“Once he started working with us, I realized that a lot of the stuff I was learning in class was basically what he was applying to swimming,” said Douglass, who is now pursuing a master’s degree at UVA in statistics, including independent study with Dr. Ono.

To gather data, Dr. Ono and his team attach sensitive accelerometers fitted with internal gyroscopes and directional force meters to swimmers. These instruments provide data to assemble an athlete’s digital twin.

Using Newton’s laws of motion and applied fluid dynamics, they analyze the data and can make recommendations to improve technique and race strategy.

Douglass summarized how effective the data is in an academic paper, titled “Swimming in Data”(published March 24, 2024, in The Mathematical Intelligencer), on which she is the lead author. She used herself as an example in the paper, illustrating her breaststroke technique and how, compared to five-time Olympic medalist Lilly King, her head position was creating drag.

“After 36 months of work, Douglass’s improved technique resulted in a 0.11 second savings on average per streamline glide, which amounts to 0.44 seconds in the 200-meter breaststroke event,” wrote Douglass et al. “Is that savings significant? Twelve weeks after this test, Douglass broke the twelve-year-old American record in the event with a time of 2 minutes, 19.3 seconds, dipping under the previous mark by 0.29 seconds.”

For further proof of data analytics applied to swimming, Douglass et al. used 2020 Olympian Claire Curzan as an example in the paper. The 19-year-old swimmer transferred from Stanford University to UVA last fall to work with the team’s data analytics. At the 2024 world championships, Curzan won the 50, 100 and 200 backstroke races.

“In all, United States swimmers took home twenty medals,” wrote Douglass et al. “Seven of those were won by women in individual events. In fact, Kate Douglass and Claire Curzan won all seven of them. GoMath!”

Douglass et al. concluded the paper with a look toward Paris 2024.

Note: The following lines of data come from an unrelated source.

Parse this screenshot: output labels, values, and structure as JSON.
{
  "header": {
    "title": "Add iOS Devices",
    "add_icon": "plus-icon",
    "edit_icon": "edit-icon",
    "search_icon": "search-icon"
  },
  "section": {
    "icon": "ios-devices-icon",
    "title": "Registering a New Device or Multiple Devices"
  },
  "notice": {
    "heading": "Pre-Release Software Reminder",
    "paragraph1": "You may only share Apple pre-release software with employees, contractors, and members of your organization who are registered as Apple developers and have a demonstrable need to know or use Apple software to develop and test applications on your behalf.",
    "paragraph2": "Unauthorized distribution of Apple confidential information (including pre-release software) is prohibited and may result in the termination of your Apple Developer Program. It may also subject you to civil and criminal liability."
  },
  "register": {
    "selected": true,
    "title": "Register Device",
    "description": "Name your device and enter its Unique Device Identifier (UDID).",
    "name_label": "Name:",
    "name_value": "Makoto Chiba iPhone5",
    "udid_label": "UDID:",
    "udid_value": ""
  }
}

“Many American swimmers will make Olympic history with medals and records,” they wrote, “and for some, hidden on computers out of sight, will be their digital doppelgängers that were somehow also part of the team.”

Douglass plans to complete her master’s degree in spring 2024.

While Douglass would ideally compete in four individual events at the Paris Olympic Games, the schedule may dictate that she only try for three — 100 freestyle, 200 breaststroke and 200 IM, plus any relays for which she qualifies. In Paris, the 50 free semifinal is scheduled mere minutes before the 200 IM final.

But Douglass is not thinking about qualifying for Paris or about winning medals once she is there.

“Going to Tokyo helped boost my confidence,” she said. “Now I’m honestly able to get really excited to go race Trials this year. In the past, I got really nervous at these types of events. But I’m just really excited to see how I’ve improved in my training and see what I can do.”

When asked if her daughter could be the next Michael Phelps, Douglass’ mother demurred. “I don’t know anyone else who compares to her really. She’s Kate Douglass!”